Wednesday, 23 July 2008


Went to the National last night to see Michael Frayn's Afterlife. It hasn't been reviewed kindly.
Michal Blakemore, who'd so brilliantly given shape to Frayn's Copenhagen, directed, and Roger Allam, who was outstanding as Willy Brandt in Frayn's Democracy, took the lead role as another charismatic force, Jewish Impresario Max Reinhardt. So on paper it was a bit of collaborative dream ticket
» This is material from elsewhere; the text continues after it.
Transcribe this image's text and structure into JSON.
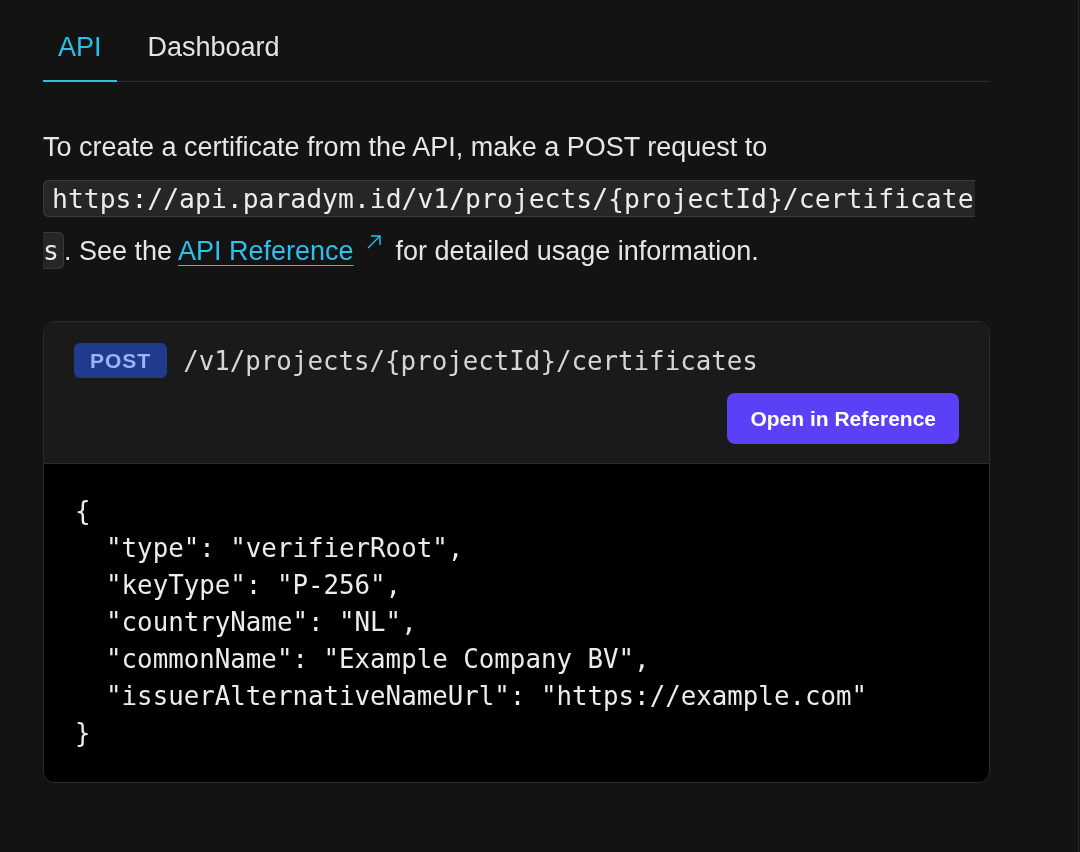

But something is wrong with the work. It just might be too clever for its own good, so many thoughts and ideas overlying themselves that it kind of ate itself and ended up being rather... dare I say it... dull?
On one level it's an experiment in biography - a kind of theatrical Flaubert's parrott -with Frayn taking the structure of the morality play Everyman (directed every summer throughout the twenties and early thirties by Reinhardt on the steps of Salzburg cathedral) to tell the joint story of Reinhardt's life and the rise of the Nazis. So from scene one its clear that the Poor Neighbour, rejected by Everyman will eventually become an SS officer who will in turn transform into Death etc etc. But once you've entered into, and understood, the clever parallels there was little else to engage with.
The brilliance of Copenhagen was that form and content became seamless, so the two principal characters Bohr and Heisenberg moved around each other in the strict relationship of the atomic particles they were discussing. The complex morality of nuclear science was given a human form which twisted, reacted and collided. It was thrilling.
I wondered on the train home whether I'd just missed a similar academic approach - was the staging as close a reproduction to Reinhardt's own direction as possible. It felt dated, but maybe that was the point? Melodrama and gurning Nazis?
Somewhere in there is an interesting play about the relationship of our egos to our work, the director as dictator, which could draw out something new about the rise of both popular spectacle (9,000 per performance for Reinhardt's Everyman) and Facism (Many thousands more for the Nuremberg rallies.) I looked very hard, but could only see its outline.

No comments: